• What to produce:
From the entries below, copy every line where the string "네트워크" appears.

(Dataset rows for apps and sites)
____
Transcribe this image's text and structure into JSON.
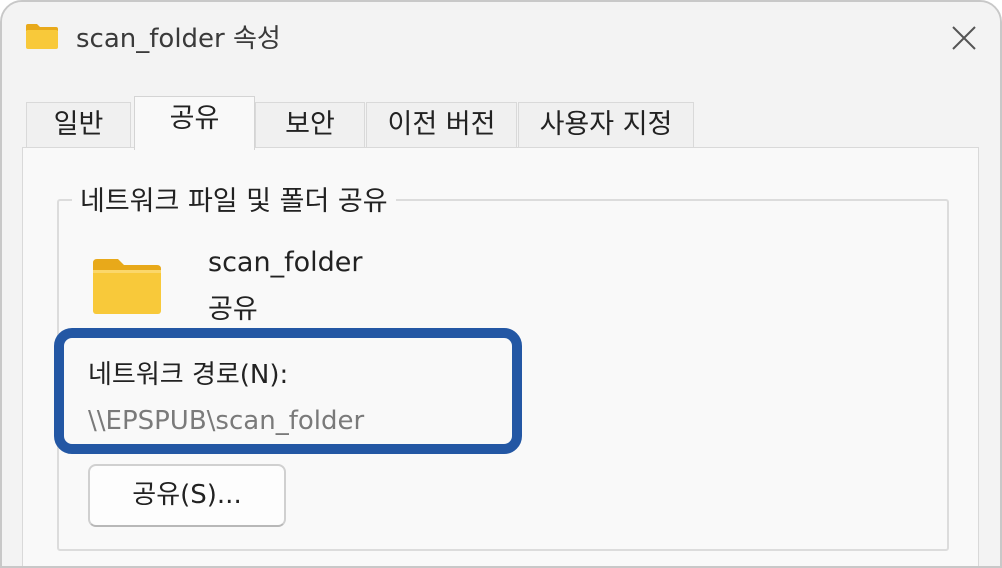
{
  "window": {
    "title": "scan_folder 속성",
    "title_icon": "folder-icon",
    "close_icon": "close-icon"
  },
  "tabs": [
    {
      "label": "일반",
      "active": false
    },
    {
      "label": "공유",
      "active": true
    },
    {
      "label": "보안",
      "active": false
    },
    {
      "label": "이전 버전",
      "active": false
    },
    {
      "label": "사용자 지정",
      "active": false
    }
  ],
  "sharing": {
    "group_title": "네트워크 파일 및 폴더 공유",
    "folder_icon": "folder-icon",
    "share_name": "scan_folder",
    "share_status": "공유",
    "network_path_label": "네트워크 경로(N):",
    "network_path_value": "\\\\EPSPUB\\scan_folder",
    "share_button_label": "공유(S)..."
  },
  "colors": {
    "highlight_border": "#2357a4",
    "folder_yellow": "#f8c93a",
    "folder_yellow_dark": "#e8a91a"
  }
}
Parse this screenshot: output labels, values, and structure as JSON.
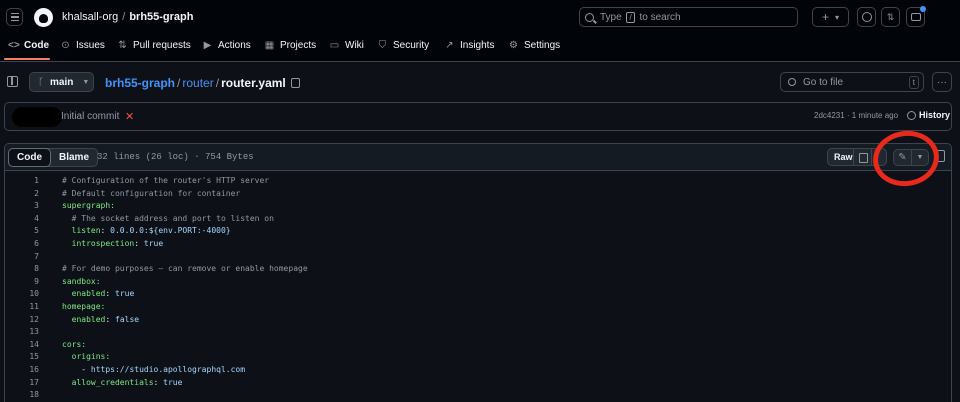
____
• Answer for the task:
    "group_title": "네트워크 파일 및 폴더 공유",
    "network_path_label": "네트워크 경로(N):",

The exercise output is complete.